“There are several ways to reveal the truth about the Holodomor,” says Svitlana Cherniak, a Slavutych-based journalist, playwright, and public figure. “Naturally, it is, above all, evidence from eyewitnesses, but there is also another way – imaging. An ordinary peasant could not take photographs. And what about a drawing? To make one, it is enough to have a slip of paper and a pencil. And they did make some!” She placed on her Facebook page replicas of the drawings made by the people who went through this tragedy. Cherniak decided to use her Holodomor posts in the social networking site to support the Ukrainian Wikipedia’s ongoing campaign aimed at creating and improving thematic articles to mark the 80th anniversary of the Ukrainian people’s genocide.
Ms. Cherniak gathered materials about the Holodomor when she was working on a play. It is the local theater’s stage director who asked her to write on this topic because, Cherniak says, it was impossible to find a suitable drama about the Ukraine genocide. The play titled A Black Jackdaw Was Flying is based on the life story of her grandaunt Yevhenia. The plot consists of two parts – before the Holodomor (1928) and during the tragedy (1933). As the playwright told The Day, the action is set in an ordinary Kyiv oblast village situated along the road to the capital. Unfortunately, audiences never saw the play, for the local authorities do not exactly enthuse about the Holodomor topic. Ms. Cherniak also says it is so far impossible to publish the play and the collected materials for objective reasons, although there have been attempts to do that.

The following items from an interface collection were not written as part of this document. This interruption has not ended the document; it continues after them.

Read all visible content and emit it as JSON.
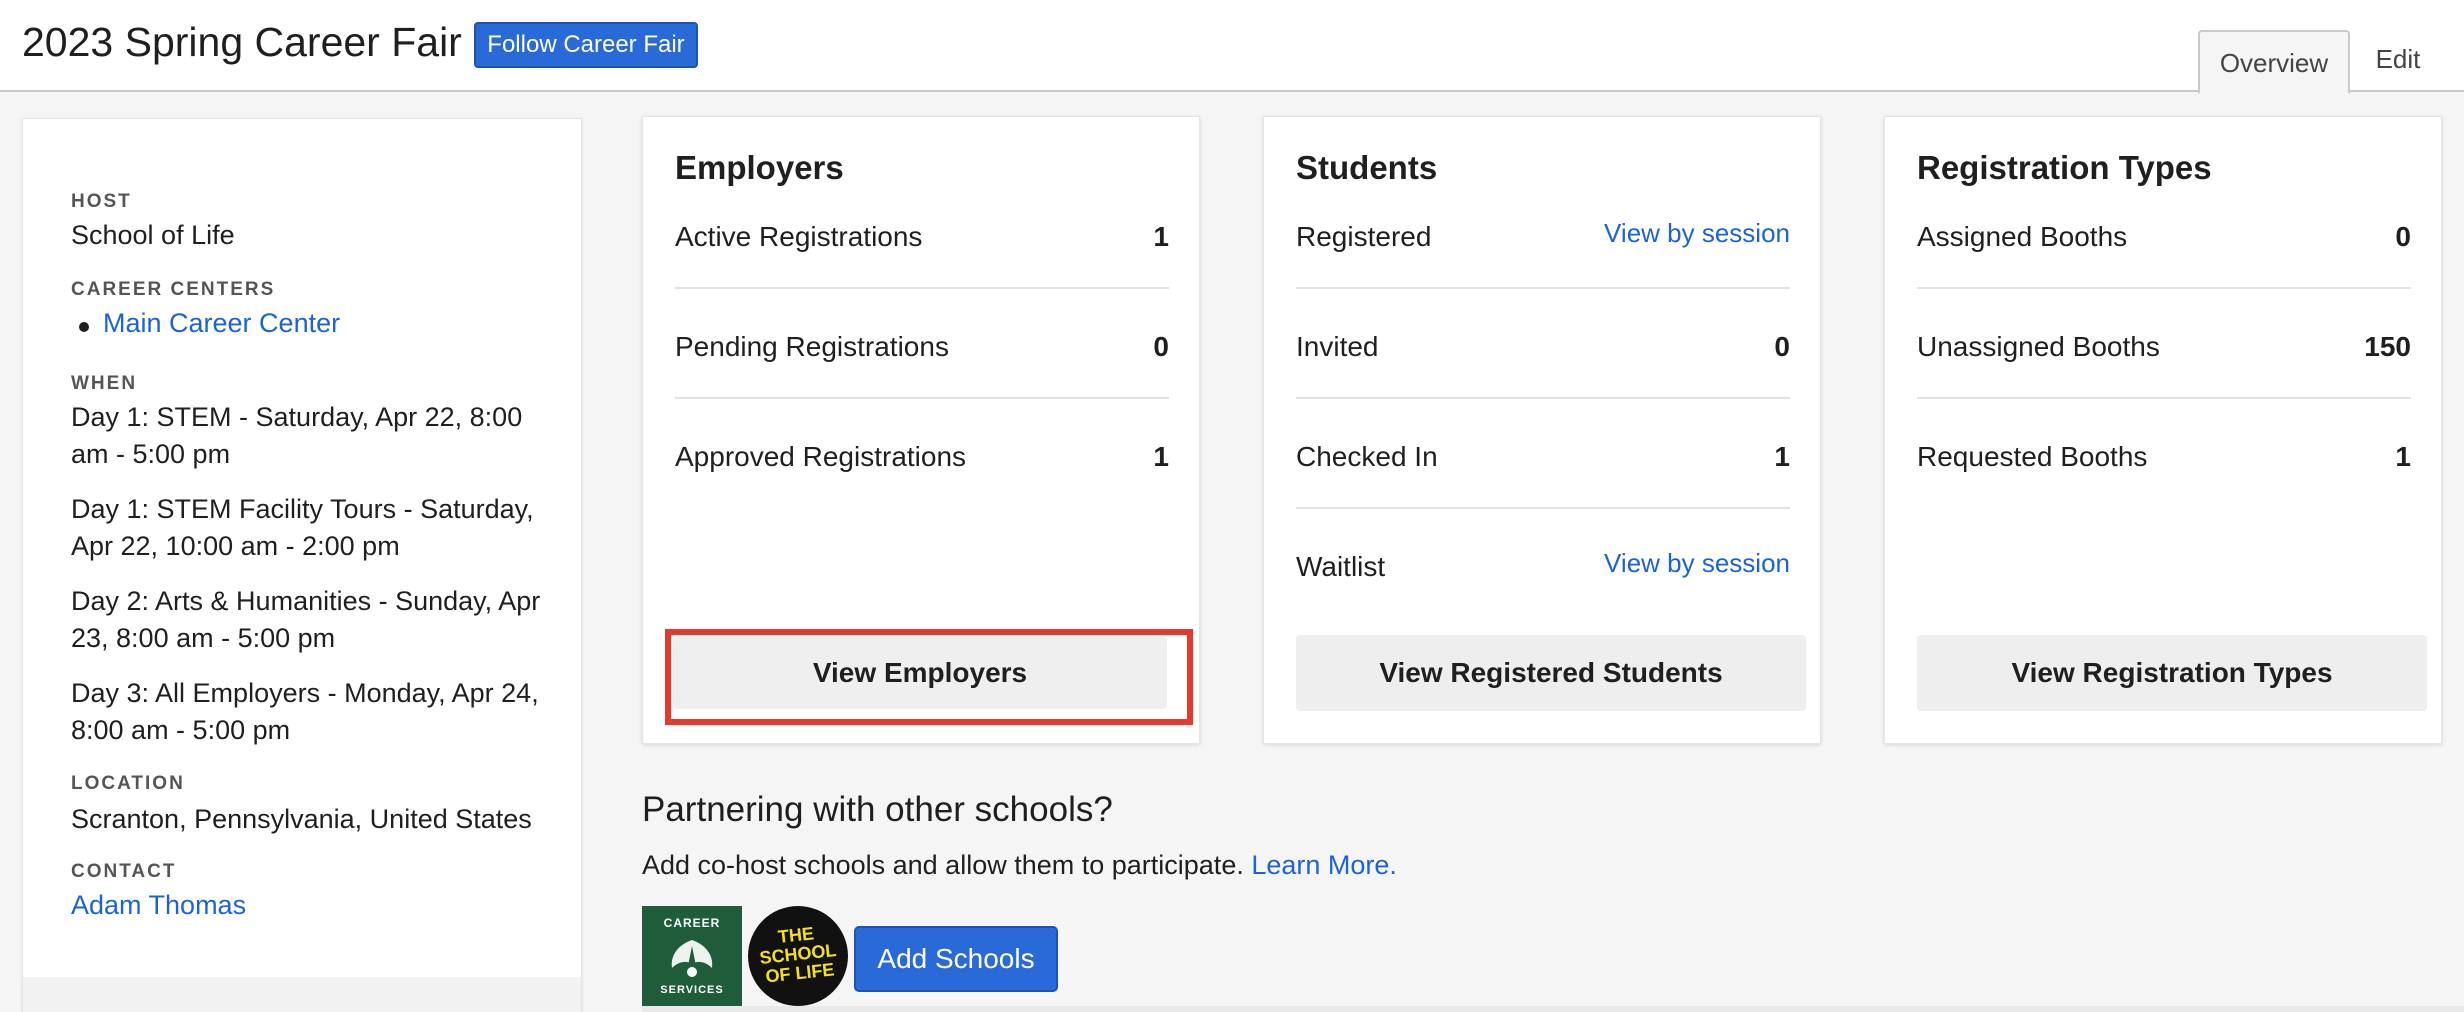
{
  "header": {
    "title": "2023 Spring Career Fair",
    "follow_label": "Follow Career Fair",
    "tabs": [
      {
        "label": "Overview",
        "active": true
      },
      {
        "label": "Edit",
        "active": false
      }
    ]
  },
  "info": {
    "host_label": "HOST",
    "host_value": "School of Life",
    "centers_label": "CAREER CENTERS",
    "centers": [
      "Main Career Center"
    ],
    "when_label": "WHEN",
    "when": [
      "Day 1: STEM - Saturday, Apr 22, 8:00 am - 5:00 pm",
      "Day 1: STEM Facility Tours - Saturday, Apr 22, 10:00 am - 2:00 pm",
      "Day 2: Arts & Humanities - Sunday, Apr 23, 8:00 am - 5:00 pm",
      "Day 3: All Employers - Monday, Apr 24, 8:00 am - 5:00 pm"
    ],
    "location_label": "LOCATION",
    "location_value": "Scranton, Pennsylvania, United States",
    "contact_label": "CONTACT",
    "contact_value": "Adam Thomas"
  },
  "employers": {
    "title": "Employers",
    "rows": [
      {
        "label": "Active Registrations",
        "value": "1"
      },
      {
        "label": "Pending Registrations",
        "value": "0"
      },
      {
        "label": "Approved Registrations",
        "value": "1"
      }
    ],
    "button": "View Employers"
  },
  "students": {
    "title": "Students",
    "rows": [
      {
        "label": "Registered",
        "link": "View by session"
      },
      {
        "label": "Invited",
        "value": "0"
      },
      {
        "label": "Checked In",
        "value": "1"
      },
      {
        "label": "Waitlist",
        "link": "View by session"
      }
    ],
    "button": "View Registered Students"
  },
  "registration_types": {
    "title": "Registration Types",
    "rows": [
      {
        "label": "Assigned Booths",
        "value": "0"
      },
      {
        "label": "Unassigned Booths",
        "value": "150"
      },
      {
        "label": "Requested Booths",
        "value": "1"
      }
    ],
    "button": "View Registration Types"
  },
  "partnering": {
    "title": "Partnering with other schools?",
    "text": "Add co-host schools and allow them to participate.",
    "learn_more": "Learn More.",
    "add_button": "Add Schools",
    "logo_career_top": "CAREER",
    "logo_career_bottom": "SERVICES",
    "logo_school_lines": [
      "THE",
      "SCHOOL",
      "OF LIFE"
    ]
  },
  "colors": {
    "accent": "#2a6ad8",
    "link": "#1b63d6",
    "highlight": "#e33a2c",
    "career_logo": "#1e5c3a"
  }
}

“It is very important that Ukrainians are now rediscovering their history,” Cherniak says. “I can often hear that, by touching the subject of the Holodomor, we make defeatist sentiments spread in society. I categorically disagree to this! I am convinced that we will be unable to go ahead unless we know and speak out all the truth about this tragedy and thus overcome the fear that still lives in our subconsciousness. It is difficult to assess the consequences of those events for today. For the truth is that whole family lineages died out, as did the unique customs and traditions that they used to hand over. People died for no apparent reason – they attacked nobody and no court found them guilty of any crime. Unfortunately, the state is not exactly interested in this topic today, but the inspiring fact is that initiatives about studying the Holodomor are coming out of the Ukrainian grassroots.”
Ms. Cherniak searched for materials in all kinds of places – some people furnished some evidence, something was found in old newspapers. But those who did the drawings once managed to send them abroad – this is why they have survived. Unfortunately, it is still not known who drew these pictures.
“This tragedy had a direct impact on our family that lived in the Cherkasy region, some of my ancestors died, but my grandfather and grandmother managed to survive only because granddad was the school principal,” Cherniak said to The Day. “For some reason, they told this story to me only. I was 10-12 years old at the time. I remember grandma once say to me: ‘Svitlana, don’t go over there, for there’s a woman living there, who ate her children…’ Later, I wished to study this subject and find documented proof of what they said. The collected materials confirm that everything was the way they said.”